I'm just at such a loss for what I'm supposed to say at this point. Michael Pineda dominated again. Granted, it was the Padres, and it was in Petco Park, but he finished with two hits and a walk in seven innings, with nine guys punched out. Of the 55 swings Padres batters took, 17 of them missed. Once more, Pineda barely threw any changeups (two), but once more, it didn't matter. Not a single batter looked comfortable at the plate, and many looked like little piles of crap.

Here's a review of Pineda's final inning, in the bottom of the seventh:

  • four-pitch swinging strikeout of Brad Hawpe
  • four-pitch swinging strikeout of Cameron Maybin
  • five-pitch called strikeout of Orlando Hudson

Pineda even fell behind the left-handed Hawpe and Hudson before fighting his way back for the strikeouts.

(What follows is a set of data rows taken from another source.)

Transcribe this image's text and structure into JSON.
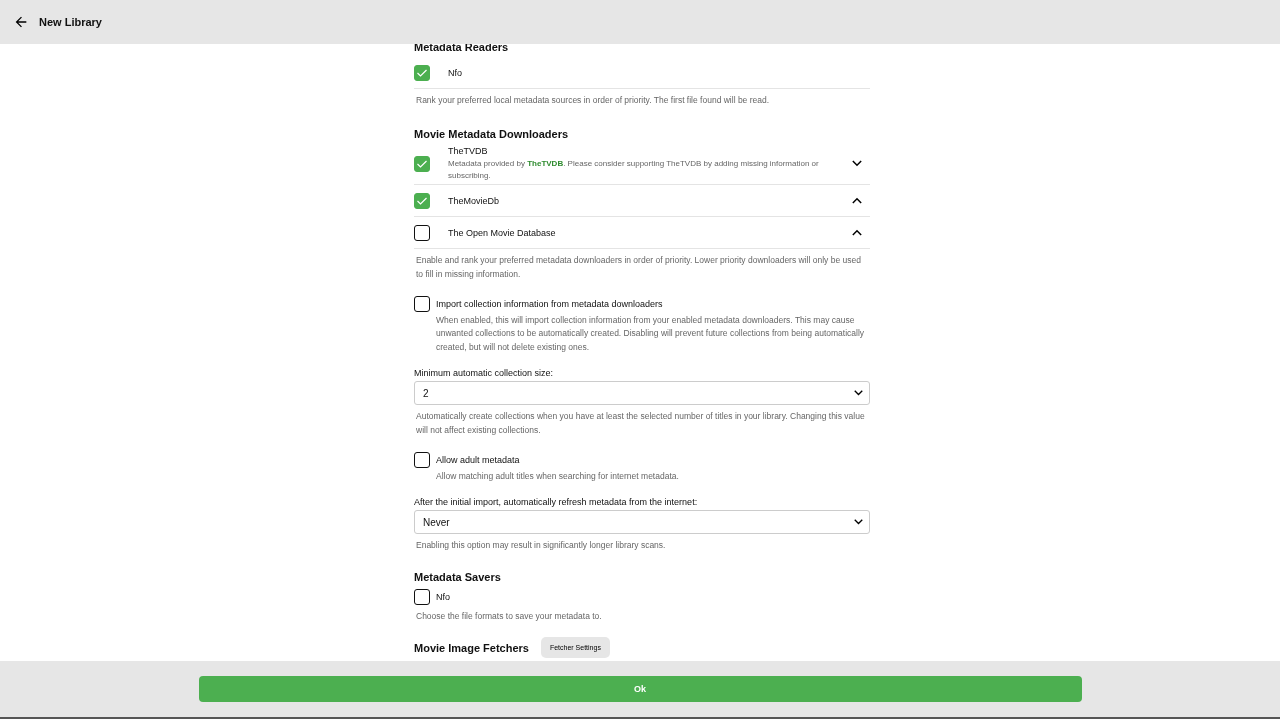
{
  "header": {
    "title": "New Library"
  },
  "readers": {
    "heading": "Metadata Readers",
    "items": [
      {
        "name": "Nfo",
        "checked": true
      }
    ],
    "description": "Rank your preferred local metadata sources in order of priority. The first file found will be read."
  },
  "downloaders": {
    "heading": "Movie Metadata Downloaders",
    "items": [
      {
        "name": "TheTVDB",
        "checked": true,
        "expanded": false,
        "description": "Metadata provided by **TheTVDB**. Please consider supporting TheTVDB by adding missing information or subscribing."
      },
      {
        "name": "TheMovieDb",
        "checked": true,
        "expanded": true
      },
      {
        "name": "The Open Movie Database",
        "checked": false,
        "expanded": true
      }
    ],
    "description": "Enable and rank your preferred metadata downloaders in order of priority. Lower priority downloaders will only be used to fill in missing information."
  },
  "options": [
    {
      "kind": "checkbox",
      "label": "Import collection information from metadata downloaders",
      "checked": false,
      "description": "When enabled, this will import collection information from your enabled metadata downloaders. This may cause unwanted collections to be automatically created. Disabling will prevent future collections from being automatically created, but will not delete existing ones."
    },
    {
      "kind": "select",
      "label": "Minimum automatic collection size:",
      "value": "2",
      "description": "Automatically create collections when you have at least the selected number of titles in your library. Changing this value will not affect existing collections."
    },
    {
      "kind": "checkbox",
      "label": "Allow adult metadata",
      "checked": false,
      "description": "Allow matching adult titles when searching for internet metadata."
    },
    {
      "kind": "select",
      "label": "After the initial import, automatically refresh metadata from the internet:",
      "value": "Never",
      "description": "Enabling this option may result in significantly longer library scans."
    }
  ],
  "savers": {
    "heading": "Metadata Savers",
    "items": [
      {
        "name": "Nfo",
        "checked": false
      }
    ],
    "description": "Choose the file formats to save your metadata to."
  },
  "fetchers": {
    "heading": "Movie Image Fetchers",
    "button": "Fetcher Settings"
  },
  "footer": {
    "button": "Ok"
  }
}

He had the batters guessing and missing, and he made Hawpe and Maybin in particular look awful. And this was his last inning. His final pitch was his 99th. There's no doubt in my mind that Pineda could've come back and pitched effectively in the eighth, because he was never under any real stress, but the last thing I'm going to criticize is the Mariners acting cautiously with Pineda's arm, because look what that arm is capable of doing. This is the kind of ability from a 22-year-old you both savor and preserve.

My sole complaint about Pineda's outing tonight is that it took him 13 pitches to strike out the side in the seventh, where it also took David Pauley 13 pitches to strike out the side in the eighth. But then, maybe Michael Pineda is just contagious.

What an absolutely amazing young pitcher he is.

And oh hey good news San Diego, tomorrow you get Felix Hernandez.

Super super super quick bullet holes:

  • Michael Pineda had never batted in a game before in his professional career. Tonight he took six swings and made contact with five of them, putting the ball in play twice. Both balls in play were simple tappers to the mound, but do you know how hard it is to hit a Major League pitch? Have you seen how much trouble Miguel Olivo has hitting Major League pitches?

  • Pineda reached base in his first at bat when Clayton Richard bobbled the comebacker. Richard then tried to pick him off.

  • Both Pineda and Richard flashed some big smiles while they were hitting tonight. Pitchers love hitting. Hitters love pitching. Either it's refreshing to get a break from the routine, or every single player in baseball chose the wrong career path.

  • With brother Jason Phillips watching on from the Mariners bullpen, Padres catcher Kyle Phillips made an ill-advised throwing error in the sixth, allowing a run to score from third. Boos cascaded down from those who were still paying attention. I'd love to know whether Jason Phillips felt bad or laughed his ass off.

  • Major League batting average on groundballs is the lowest it's been in a very very long time, and I wonder if more teams are incorporating shifts.

  • Miguel Olivo has drawn 14 walks in 149 trips to the plate, for a walk rate of 9.4%. His previous career best was 6.3%. His swing rate is down 5% from where it was a year ago. Miguel Olivo is not the hacker that he used to be, which is kind of disappointing, and also very much not.

  • Mike Wilson's first hit was just a slider he fought off and grounded through the hole the other way, but in the fourth he blasted a low-away fastball deep into the right-center gap for a double, and in the sixth he nearly left the yard against Pat Neshek. Tonight, we finally got a glimpse of Mike Wilson's power, and he's got a good amount of it.